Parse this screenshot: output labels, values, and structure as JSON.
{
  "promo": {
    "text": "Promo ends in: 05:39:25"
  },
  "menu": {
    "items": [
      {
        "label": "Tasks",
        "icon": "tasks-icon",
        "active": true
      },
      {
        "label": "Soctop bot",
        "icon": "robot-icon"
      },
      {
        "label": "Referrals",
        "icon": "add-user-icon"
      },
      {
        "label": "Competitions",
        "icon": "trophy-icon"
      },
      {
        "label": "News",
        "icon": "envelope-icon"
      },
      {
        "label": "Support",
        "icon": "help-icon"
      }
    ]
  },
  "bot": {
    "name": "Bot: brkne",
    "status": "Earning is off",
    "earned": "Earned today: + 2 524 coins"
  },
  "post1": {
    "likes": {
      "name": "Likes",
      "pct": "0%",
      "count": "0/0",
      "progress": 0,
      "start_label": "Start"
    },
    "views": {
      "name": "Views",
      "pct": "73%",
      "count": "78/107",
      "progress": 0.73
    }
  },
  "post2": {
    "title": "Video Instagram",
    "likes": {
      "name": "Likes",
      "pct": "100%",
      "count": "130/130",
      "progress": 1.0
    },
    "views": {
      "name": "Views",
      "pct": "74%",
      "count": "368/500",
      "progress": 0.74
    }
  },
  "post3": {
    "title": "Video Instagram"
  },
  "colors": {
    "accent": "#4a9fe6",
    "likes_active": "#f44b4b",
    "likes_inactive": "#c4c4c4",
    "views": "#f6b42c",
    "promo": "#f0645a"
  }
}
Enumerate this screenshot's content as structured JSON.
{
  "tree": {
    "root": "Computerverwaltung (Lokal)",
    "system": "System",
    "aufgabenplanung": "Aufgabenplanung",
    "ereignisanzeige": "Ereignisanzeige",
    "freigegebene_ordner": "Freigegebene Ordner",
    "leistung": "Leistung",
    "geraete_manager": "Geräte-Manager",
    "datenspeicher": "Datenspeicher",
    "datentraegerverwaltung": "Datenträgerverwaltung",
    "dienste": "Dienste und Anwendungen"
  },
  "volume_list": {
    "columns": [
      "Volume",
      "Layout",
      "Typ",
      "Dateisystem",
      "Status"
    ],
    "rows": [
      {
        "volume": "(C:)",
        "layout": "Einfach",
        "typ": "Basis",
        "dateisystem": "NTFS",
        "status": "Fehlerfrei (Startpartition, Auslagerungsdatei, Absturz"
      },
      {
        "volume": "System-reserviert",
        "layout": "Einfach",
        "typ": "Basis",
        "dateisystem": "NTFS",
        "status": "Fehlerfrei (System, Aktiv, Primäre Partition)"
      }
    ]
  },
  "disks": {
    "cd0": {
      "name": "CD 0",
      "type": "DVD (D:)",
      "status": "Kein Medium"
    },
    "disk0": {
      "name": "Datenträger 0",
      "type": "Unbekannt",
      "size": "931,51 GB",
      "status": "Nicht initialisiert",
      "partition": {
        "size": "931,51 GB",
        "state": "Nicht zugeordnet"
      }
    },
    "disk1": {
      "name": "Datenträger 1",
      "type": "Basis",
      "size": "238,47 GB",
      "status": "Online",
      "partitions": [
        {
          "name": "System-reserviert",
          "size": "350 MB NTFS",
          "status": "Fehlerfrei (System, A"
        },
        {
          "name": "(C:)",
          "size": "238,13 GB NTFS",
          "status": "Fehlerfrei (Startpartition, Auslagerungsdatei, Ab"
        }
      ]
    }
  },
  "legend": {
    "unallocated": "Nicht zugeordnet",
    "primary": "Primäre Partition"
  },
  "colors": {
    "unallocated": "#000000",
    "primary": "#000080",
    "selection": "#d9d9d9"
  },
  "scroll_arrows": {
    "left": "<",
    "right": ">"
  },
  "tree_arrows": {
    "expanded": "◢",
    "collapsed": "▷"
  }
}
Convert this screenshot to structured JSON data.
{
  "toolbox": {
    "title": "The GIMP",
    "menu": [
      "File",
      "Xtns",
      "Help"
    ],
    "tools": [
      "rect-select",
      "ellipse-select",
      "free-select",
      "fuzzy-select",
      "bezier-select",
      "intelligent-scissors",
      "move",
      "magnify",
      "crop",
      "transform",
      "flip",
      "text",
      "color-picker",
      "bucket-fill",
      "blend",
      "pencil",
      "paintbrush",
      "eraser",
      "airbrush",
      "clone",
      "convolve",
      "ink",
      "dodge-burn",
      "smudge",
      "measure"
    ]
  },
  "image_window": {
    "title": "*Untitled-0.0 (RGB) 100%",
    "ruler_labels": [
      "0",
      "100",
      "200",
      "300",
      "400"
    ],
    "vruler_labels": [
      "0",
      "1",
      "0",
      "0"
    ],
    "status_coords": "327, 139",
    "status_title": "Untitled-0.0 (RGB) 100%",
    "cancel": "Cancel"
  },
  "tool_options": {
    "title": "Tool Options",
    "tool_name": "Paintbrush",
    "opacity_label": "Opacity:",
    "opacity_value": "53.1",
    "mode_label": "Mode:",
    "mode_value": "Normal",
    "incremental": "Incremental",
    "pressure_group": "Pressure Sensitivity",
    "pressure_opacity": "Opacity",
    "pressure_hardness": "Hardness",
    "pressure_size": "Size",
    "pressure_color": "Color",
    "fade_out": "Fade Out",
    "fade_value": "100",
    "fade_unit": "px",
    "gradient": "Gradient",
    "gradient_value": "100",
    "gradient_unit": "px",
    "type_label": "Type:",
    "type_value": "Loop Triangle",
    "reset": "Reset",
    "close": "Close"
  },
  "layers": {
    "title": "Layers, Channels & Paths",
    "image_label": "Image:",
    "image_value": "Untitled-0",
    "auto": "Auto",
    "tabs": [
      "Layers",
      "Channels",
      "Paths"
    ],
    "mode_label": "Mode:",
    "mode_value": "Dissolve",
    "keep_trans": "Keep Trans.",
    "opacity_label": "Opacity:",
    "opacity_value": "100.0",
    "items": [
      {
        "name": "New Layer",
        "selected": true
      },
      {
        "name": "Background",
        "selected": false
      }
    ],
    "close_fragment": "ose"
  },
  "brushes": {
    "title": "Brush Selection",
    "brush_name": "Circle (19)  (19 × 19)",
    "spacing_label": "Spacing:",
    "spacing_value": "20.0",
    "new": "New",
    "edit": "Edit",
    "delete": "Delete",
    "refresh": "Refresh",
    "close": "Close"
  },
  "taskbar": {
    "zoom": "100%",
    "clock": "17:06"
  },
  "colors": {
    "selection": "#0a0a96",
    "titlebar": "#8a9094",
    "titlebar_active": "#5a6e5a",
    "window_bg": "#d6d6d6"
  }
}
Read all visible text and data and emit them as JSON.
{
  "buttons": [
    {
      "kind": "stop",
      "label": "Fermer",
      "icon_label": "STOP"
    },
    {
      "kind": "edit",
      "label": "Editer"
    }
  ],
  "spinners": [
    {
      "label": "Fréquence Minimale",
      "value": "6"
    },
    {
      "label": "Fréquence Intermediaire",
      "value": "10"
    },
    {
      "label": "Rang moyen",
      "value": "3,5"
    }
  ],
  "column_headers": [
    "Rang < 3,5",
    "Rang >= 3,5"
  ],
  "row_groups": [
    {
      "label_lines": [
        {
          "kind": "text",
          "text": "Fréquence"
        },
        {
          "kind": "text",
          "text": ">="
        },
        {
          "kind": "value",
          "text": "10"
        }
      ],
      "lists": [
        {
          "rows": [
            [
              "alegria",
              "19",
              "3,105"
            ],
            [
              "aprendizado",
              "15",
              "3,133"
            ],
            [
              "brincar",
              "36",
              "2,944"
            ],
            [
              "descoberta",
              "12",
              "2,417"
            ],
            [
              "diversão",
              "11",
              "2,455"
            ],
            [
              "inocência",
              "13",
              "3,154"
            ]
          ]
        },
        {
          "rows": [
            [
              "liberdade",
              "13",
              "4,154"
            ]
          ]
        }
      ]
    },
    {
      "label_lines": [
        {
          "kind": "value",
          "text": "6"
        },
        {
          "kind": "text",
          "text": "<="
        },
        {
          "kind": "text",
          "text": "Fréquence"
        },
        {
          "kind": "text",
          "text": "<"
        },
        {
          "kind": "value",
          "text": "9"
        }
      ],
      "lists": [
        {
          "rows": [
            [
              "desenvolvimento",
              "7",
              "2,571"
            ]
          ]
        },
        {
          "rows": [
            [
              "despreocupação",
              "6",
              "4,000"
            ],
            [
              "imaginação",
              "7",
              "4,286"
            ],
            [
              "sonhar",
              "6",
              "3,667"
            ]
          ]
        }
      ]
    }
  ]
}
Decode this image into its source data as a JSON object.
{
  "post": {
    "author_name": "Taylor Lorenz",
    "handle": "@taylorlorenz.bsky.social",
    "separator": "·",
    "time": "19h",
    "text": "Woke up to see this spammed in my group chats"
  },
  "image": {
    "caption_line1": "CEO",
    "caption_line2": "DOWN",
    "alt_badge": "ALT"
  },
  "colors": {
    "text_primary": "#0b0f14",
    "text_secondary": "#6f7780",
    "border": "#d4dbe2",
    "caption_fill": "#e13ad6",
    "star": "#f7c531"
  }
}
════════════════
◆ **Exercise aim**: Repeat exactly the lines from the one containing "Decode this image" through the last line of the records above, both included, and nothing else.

◆ **Written answer**:
Decode this image into its source data as a JSON object.
{
  "post": {
    "author_name": "Taylor Lorenz",
    "handle": "@taylorlorenz.bsky.social",
    "separator": "·",
    "time": "19h",
    "text": "Woke up to see this spammed in my group chats"
  },
  "image": {
    "caption_line1": "CEO",
    "caption_line2": "DOWN",
    "alt_badge": "ALT"
  },
  "colors": {
    "text_primary": "#0b0f14",
    "text_secondary": "#6f7780",
    "border": "#d4dbe2",
    "caption_fill": "#e13ad6",
    "star": "#f7c531"
  }
}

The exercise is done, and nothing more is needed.